The Royal College of Midwives (RCM) has secured British Government support for a major three year midwifery twinning project to strengthen midwifery associations and improve midwifery services in Nepal, Cambodia and Uganda. These countries were selected because they have high rates of maternal and perinatal deaths.

Andrew Mitchell, Secretary of State for International Development, announced the news yesterday and explained that the project will be financed through the Health Partnership Scheme, which is funded by the UK Department for International Development (DFID) for the benefit of the UK and partner country health sectors.

The main aims of the project are to improve the capacity and effectiveness of midwifery associations in each of the three countries. This will be done by using a twinning concept developed by the International Confederation of Midwives. Twinned countries work together to foster two-way learning and knowledge and skills sharing, throughout and hopefully beyond the course of the project. The RCM will work with midwifery associations and governments in each country to dovetail the project's aims with their national plans for reducing maternal and perinatal deaths and, to strengthen midwifery services.

A major focus of the project is on the UK and twinned countries learning from each other. The UK volunteer midwives will use their expertise to support midwifery associations and midwifery colleagues in their twinned country. As the project gets underway the RCM will match midwives with the relevant skills and experience to each country. They will also bring back the knowledge, skills, and lessons learnt overseas during their experience back to the UK.

International Development Secretary Andrew Mitchell said: "It is an international scandal that one thousand women die every day in pregnancy or childbirth and tackling the tragic scale of maternal and child deaths is a key priority.

"British midwives, nurses, and medical teams are among the best in the world. The Health Partnership Scheme allows us to harness their expertise to help give developing countries the skills needed to improve the health of some of the world's poorest people."

Cathy Warwick, chief executive of the Royal College of Midwives, said: "I am delighted that the RCM has received this funding to strengthen our sister associations and give the opportunity to many UK midwives who want to give something back to midwifery and help women in Nepal, Cambodia and Uganda.

"However, it is not a one-way street because we in the UK will also have a lot to learn from our colleagues overseas, who often have to deliver care in very difficult circumstances. This project is about learning and sharing experiences and practice to make a difference there and here and bring back a different perspective to midwifery in the UK.

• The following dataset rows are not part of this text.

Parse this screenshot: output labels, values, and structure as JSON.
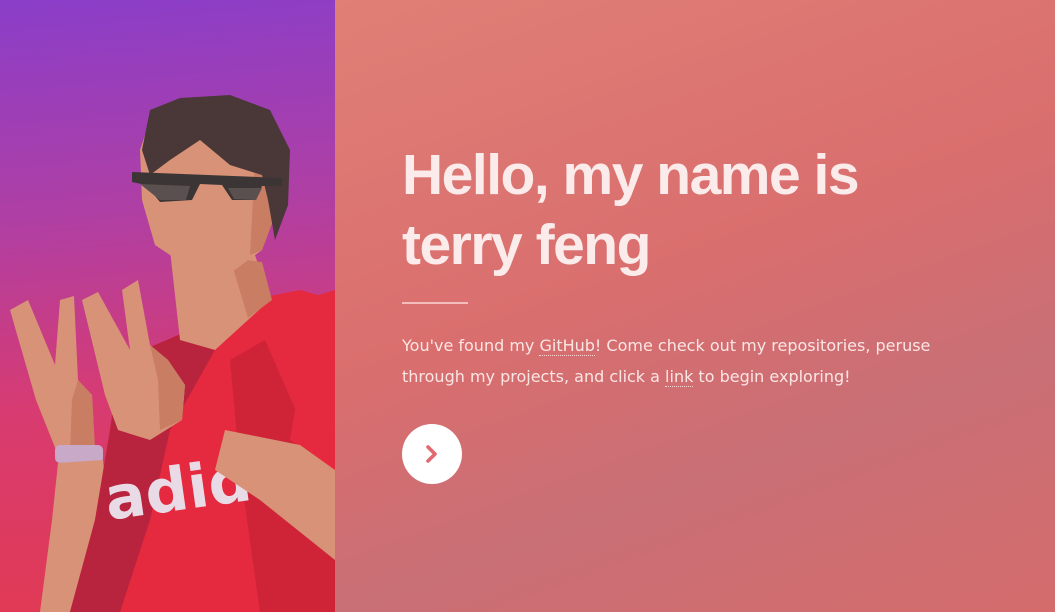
{
  "hero": {
    "headline_line1": "Hello, my name is",
    "headline_line2": "terry feng",
    "intro": {
      "part1": "You've found my ",
      "github_link": "GitHub",
      "part2": "! Come check out my repositories, peruse through my projects, and click a ",
      "link_text": "link",
      "part3": " to begin exploring!"
    },
    "next_button_icon": "chevron-right-icon"
  },
  "colors": {
    "left_gradient_top": "#8a3ec9",
    "left_gradient_bottom": "#e23a52",
    "right_background": "#d9706f",
    "headline_text": "#fbeceb",
    "button_background": "#ffffff",
    "button_icon": "#e06a6f"
  },
  "portrait": {
    "shirt_text": "adidas"
  }
}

"Our members have told us that they are very keen to see the RCM continue its international work and this is a hugely significant development in that area. This builds on the RCM's existing global work to support and strengthen midwifery worldwide."

Posted by Penny Hosie